Stored data entries:
◇ ◇ ◇

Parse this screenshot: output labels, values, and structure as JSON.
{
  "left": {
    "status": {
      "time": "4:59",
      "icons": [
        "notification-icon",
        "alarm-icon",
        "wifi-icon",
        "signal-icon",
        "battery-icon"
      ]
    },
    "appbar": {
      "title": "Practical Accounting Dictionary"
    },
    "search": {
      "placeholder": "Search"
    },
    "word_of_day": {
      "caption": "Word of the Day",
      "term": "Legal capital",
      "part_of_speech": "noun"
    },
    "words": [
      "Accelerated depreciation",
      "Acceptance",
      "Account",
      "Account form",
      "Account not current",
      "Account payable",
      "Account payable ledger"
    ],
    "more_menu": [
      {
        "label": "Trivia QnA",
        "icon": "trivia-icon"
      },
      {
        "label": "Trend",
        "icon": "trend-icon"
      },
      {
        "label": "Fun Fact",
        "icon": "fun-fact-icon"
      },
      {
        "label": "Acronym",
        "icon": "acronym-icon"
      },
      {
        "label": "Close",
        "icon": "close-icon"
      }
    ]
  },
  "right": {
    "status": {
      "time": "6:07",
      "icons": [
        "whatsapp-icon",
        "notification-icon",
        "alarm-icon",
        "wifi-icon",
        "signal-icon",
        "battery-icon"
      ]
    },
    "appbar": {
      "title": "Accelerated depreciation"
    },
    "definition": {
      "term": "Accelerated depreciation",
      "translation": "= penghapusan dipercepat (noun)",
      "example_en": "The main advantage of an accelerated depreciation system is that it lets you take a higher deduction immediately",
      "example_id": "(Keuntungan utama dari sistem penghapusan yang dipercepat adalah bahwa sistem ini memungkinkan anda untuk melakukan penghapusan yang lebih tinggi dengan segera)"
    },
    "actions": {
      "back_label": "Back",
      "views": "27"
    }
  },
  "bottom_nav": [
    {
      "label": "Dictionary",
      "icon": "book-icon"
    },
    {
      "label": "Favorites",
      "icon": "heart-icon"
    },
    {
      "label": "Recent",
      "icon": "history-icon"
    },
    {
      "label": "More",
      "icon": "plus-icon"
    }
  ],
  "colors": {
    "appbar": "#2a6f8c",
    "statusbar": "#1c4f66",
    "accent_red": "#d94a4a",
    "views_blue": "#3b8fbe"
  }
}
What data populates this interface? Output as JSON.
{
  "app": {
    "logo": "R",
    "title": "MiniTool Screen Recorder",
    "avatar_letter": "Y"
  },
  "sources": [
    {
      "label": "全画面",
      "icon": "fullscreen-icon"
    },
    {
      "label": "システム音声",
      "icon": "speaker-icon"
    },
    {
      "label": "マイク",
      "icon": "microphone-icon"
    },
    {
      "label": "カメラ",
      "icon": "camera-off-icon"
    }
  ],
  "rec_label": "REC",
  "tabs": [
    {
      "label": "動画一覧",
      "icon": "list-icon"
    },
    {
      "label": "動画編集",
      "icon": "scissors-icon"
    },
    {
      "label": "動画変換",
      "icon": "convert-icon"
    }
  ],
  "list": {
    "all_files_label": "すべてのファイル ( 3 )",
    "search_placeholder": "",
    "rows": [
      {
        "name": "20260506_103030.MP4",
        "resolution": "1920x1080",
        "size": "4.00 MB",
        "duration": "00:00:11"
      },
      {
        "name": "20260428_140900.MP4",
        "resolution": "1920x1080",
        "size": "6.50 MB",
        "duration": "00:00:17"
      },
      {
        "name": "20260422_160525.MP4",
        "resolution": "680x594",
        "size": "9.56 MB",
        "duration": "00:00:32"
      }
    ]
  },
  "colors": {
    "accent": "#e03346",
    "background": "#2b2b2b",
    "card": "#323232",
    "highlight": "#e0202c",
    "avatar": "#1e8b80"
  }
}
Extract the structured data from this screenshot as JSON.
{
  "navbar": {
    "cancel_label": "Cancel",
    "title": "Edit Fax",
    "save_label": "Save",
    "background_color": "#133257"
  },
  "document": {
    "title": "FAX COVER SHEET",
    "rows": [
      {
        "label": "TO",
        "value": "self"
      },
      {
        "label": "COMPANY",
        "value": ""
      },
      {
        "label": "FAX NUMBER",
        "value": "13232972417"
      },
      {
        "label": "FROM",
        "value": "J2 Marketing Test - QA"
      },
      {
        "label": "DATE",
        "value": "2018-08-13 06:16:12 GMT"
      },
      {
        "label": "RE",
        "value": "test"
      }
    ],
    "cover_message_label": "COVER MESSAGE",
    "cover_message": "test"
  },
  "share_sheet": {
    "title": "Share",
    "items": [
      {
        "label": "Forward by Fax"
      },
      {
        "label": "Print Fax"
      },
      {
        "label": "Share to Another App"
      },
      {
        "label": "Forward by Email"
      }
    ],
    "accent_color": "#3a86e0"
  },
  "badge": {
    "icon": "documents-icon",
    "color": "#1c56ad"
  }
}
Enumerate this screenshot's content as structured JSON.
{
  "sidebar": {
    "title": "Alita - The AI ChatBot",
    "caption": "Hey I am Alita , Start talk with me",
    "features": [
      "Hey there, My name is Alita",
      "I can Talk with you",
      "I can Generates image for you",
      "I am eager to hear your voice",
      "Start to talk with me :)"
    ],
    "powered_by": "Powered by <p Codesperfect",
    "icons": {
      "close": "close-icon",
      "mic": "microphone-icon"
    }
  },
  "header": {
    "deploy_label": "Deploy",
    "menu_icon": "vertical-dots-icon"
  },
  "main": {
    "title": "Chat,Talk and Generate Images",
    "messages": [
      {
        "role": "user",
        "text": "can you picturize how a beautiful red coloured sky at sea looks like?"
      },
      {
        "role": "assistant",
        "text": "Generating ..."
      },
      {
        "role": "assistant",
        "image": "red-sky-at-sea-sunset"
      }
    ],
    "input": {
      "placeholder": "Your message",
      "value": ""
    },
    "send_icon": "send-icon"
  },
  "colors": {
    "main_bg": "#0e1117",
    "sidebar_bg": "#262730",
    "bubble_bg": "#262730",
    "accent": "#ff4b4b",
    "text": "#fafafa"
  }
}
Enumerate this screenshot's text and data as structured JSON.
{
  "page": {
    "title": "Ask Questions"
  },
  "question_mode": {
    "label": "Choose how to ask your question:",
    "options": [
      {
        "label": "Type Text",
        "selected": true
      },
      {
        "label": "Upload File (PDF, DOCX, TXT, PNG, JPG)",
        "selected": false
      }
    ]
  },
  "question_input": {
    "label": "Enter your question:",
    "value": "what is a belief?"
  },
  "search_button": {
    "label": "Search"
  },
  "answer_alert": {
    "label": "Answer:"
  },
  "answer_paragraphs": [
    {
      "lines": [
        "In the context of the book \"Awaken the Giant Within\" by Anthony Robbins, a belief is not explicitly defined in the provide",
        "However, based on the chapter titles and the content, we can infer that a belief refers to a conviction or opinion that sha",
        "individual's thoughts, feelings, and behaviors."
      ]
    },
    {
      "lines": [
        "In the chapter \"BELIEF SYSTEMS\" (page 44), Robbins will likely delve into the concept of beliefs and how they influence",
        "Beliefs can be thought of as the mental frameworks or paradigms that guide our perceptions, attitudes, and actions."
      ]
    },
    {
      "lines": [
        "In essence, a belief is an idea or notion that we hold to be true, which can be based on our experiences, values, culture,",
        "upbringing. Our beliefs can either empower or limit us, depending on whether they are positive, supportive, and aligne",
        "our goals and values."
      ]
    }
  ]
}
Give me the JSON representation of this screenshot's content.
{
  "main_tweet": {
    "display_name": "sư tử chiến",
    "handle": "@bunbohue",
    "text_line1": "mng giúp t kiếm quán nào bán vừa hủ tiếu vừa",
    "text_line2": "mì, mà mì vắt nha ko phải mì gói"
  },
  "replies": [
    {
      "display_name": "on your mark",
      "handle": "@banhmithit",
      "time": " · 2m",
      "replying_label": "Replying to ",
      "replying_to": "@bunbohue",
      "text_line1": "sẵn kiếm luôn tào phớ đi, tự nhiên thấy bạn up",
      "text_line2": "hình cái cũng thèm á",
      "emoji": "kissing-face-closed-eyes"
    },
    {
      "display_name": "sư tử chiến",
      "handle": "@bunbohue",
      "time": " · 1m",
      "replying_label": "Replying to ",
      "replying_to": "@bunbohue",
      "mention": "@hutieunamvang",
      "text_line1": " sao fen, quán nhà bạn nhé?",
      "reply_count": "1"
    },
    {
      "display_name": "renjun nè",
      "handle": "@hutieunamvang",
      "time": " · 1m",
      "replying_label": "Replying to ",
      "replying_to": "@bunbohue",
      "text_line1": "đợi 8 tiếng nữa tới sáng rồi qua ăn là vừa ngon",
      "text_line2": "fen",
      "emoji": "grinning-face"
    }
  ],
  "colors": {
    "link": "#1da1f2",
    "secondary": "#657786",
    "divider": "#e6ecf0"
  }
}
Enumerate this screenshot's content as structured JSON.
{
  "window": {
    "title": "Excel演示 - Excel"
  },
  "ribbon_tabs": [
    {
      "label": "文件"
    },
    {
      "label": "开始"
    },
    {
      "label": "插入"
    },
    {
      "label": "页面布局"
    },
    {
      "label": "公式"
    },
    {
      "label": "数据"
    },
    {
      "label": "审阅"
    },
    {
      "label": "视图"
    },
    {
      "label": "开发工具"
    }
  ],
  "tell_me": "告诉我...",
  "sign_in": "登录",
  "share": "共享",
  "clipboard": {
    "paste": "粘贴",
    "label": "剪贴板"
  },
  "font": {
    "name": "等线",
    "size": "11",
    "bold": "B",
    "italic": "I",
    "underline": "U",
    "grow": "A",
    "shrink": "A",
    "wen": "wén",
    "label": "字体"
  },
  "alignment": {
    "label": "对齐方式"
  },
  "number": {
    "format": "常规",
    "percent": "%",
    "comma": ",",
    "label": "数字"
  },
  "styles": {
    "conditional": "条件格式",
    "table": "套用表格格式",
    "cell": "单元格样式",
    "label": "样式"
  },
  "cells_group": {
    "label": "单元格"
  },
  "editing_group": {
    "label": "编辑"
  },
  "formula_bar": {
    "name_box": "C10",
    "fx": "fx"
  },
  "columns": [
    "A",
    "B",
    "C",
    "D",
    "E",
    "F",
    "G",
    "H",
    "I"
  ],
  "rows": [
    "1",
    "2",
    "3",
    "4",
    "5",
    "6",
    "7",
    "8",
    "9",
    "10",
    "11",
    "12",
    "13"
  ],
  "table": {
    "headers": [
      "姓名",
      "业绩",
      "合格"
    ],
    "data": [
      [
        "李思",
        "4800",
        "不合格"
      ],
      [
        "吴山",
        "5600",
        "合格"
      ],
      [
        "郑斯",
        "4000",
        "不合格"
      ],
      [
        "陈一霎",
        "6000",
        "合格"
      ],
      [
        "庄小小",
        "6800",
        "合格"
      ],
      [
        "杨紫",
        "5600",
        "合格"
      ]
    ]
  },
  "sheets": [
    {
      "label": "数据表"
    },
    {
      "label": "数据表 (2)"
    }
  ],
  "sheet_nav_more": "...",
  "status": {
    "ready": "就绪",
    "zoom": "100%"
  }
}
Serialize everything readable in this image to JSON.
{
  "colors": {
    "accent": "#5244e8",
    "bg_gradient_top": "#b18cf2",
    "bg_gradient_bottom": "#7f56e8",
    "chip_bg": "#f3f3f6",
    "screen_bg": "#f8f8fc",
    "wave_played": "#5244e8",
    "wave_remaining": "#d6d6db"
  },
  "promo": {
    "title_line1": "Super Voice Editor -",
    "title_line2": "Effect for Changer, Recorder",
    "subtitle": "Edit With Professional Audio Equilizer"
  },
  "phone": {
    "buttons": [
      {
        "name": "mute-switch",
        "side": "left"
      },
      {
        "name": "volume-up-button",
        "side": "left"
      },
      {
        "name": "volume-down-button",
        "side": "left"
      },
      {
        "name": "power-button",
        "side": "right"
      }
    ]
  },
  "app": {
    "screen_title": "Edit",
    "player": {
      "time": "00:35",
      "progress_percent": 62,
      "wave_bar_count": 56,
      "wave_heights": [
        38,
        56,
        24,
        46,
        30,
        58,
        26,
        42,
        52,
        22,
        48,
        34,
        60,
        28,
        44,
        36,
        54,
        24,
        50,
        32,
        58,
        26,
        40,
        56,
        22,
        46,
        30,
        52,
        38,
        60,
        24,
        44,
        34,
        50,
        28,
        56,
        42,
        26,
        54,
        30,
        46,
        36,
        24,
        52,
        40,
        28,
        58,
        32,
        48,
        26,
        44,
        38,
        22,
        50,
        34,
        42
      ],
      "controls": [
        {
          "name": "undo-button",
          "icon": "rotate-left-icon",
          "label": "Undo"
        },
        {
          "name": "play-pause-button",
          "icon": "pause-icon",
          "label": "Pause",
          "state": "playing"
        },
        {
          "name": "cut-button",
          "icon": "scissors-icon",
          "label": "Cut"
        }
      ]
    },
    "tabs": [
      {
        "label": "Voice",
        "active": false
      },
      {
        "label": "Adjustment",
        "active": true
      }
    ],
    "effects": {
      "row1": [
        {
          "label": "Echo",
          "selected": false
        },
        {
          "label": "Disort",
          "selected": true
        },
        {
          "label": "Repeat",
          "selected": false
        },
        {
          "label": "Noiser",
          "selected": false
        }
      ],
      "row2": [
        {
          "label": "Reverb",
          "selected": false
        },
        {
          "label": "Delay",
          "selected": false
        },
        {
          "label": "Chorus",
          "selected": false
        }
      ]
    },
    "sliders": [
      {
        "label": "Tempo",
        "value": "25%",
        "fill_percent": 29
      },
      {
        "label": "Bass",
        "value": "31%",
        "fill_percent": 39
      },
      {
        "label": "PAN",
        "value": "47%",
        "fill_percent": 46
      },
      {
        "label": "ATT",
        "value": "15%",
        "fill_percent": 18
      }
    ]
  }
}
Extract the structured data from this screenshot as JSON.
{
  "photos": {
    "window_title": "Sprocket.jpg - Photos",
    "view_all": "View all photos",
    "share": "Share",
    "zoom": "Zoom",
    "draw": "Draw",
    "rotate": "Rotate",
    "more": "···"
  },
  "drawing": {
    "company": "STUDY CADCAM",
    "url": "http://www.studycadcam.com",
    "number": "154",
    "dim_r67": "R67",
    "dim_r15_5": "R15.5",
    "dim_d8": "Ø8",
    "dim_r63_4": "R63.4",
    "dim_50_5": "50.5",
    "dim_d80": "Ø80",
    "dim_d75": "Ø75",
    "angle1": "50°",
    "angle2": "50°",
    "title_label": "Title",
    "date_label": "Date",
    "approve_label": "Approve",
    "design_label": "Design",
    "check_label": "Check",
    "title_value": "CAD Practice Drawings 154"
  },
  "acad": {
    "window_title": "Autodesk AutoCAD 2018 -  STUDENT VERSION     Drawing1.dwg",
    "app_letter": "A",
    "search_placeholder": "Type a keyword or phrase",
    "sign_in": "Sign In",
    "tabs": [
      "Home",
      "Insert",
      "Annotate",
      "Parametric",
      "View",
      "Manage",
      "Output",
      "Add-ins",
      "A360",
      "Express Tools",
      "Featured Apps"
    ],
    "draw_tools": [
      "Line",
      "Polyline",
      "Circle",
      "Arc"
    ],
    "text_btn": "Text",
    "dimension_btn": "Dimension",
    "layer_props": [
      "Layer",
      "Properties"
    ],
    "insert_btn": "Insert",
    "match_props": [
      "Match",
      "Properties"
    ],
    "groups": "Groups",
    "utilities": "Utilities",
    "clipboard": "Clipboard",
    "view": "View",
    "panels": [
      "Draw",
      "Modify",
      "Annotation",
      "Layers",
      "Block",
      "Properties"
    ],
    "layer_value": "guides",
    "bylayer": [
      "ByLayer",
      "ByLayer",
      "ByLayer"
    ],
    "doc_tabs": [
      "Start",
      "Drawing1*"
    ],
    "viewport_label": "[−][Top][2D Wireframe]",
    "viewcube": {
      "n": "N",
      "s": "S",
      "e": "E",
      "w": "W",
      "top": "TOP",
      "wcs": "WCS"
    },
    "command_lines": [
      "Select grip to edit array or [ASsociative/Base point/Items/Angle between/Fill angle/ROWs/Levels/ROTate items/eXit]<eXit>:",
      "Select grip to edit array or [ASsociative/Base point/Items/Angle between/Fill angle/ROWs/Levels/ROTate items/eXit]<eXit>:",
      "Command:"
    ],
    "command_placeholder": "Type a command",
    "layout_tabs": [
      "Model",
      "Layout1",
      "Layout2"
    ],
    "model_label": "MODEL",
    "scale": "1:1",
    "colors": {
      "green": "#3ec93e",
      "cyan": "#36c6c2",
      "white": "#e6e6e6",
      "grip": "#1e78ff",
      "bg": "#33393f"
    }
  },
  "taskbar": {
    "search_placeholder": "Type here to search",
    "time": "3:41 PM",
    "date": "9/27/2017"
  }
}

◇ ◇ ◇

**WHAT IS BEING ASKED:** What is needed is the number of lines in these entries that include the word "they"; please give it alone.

**REPLY TO THE EXERCISE:** 2